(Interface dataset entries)
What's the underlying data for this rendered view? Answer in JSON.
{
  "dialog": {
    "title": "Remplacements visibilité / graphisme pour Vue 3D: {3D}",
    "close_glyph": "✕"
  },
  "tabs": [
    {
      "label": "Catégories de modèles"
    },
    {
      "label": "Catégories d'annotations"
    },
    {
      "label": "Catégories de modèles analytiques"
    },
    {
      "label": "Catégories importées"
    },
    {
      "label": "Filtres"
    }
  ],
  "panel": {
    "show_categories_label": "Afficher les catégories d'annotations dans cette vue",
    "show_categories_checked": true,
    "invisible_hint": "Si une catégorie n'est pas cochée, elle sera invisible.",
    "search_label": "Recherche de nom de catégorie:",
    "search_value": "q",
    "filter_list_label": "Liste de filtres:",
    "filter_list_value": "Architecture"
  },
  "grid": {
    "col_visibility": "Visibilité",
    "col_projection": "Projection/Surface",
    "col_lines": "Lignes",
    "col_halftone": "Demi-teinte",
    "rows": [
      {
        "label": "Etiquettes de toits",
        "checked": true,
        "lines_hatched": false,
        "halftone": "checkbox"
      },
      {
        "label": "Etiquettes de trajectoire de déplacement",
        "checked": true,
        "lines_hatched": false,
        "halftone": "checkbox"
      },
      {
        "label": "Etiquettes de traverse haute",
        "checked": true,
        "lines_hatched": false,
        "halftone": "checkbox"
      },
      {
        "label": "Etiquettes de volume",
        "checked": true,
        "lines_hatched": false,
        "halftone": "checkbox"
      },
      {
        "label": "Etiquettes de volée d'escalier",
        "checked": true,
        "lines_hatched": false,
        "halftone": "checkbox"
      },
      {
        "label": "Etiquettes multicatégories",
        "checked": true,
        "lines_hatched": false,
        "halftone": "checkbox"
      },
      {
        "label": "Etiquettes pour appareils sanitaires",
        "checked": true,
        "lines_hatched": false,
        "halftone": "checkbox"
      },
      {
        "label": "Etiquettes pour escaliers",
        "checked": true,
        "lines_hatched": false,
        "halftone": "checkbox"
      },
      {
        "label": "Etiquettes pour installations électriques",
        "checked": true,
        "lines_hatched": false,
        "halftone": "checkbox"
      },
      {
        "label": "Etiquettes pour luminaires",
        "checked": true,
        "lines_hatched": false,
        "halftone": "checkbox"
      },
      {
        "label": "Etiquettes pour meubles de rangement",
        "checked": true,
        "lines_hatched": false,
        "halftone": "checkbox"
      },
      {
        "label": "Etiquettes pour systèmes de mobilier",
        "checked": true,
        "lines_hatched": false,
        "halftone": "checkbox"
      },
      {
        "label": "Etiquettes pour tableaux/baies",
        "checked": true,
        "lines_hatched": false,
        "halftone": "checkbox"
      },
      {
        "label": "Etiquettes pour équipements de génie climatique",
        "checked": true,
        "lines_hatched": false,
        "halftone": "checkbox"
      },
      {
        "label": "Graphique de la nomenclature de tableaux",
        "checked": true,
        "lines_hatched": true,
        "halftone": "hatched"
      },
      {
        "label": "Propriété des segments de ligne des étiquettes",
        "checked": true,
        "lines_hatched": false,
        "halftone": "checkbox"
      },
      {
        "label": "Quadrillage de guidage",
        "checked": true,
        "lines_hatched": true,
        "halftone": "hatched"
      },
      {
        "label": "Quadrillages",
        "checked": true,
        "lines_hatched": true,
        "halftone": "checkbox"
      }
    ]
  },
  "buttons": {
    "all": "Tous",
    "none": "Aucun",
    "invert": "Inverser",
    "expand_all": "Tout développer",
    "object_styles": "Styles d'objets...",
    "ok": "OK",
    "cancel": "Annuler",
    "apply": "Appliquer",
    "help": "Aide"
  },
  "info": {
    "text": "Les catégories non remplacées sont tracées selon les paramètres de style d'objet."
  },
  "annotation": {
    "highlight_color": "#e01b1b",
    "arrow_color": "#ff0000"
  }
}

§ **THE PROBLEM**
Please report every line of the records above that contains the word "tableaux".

§ **REPLY TO THE EXERCISE**
        "label": "Etiquettes pour tableaux/baies",
        "label": "Graphique de la nomenclature de tableaux",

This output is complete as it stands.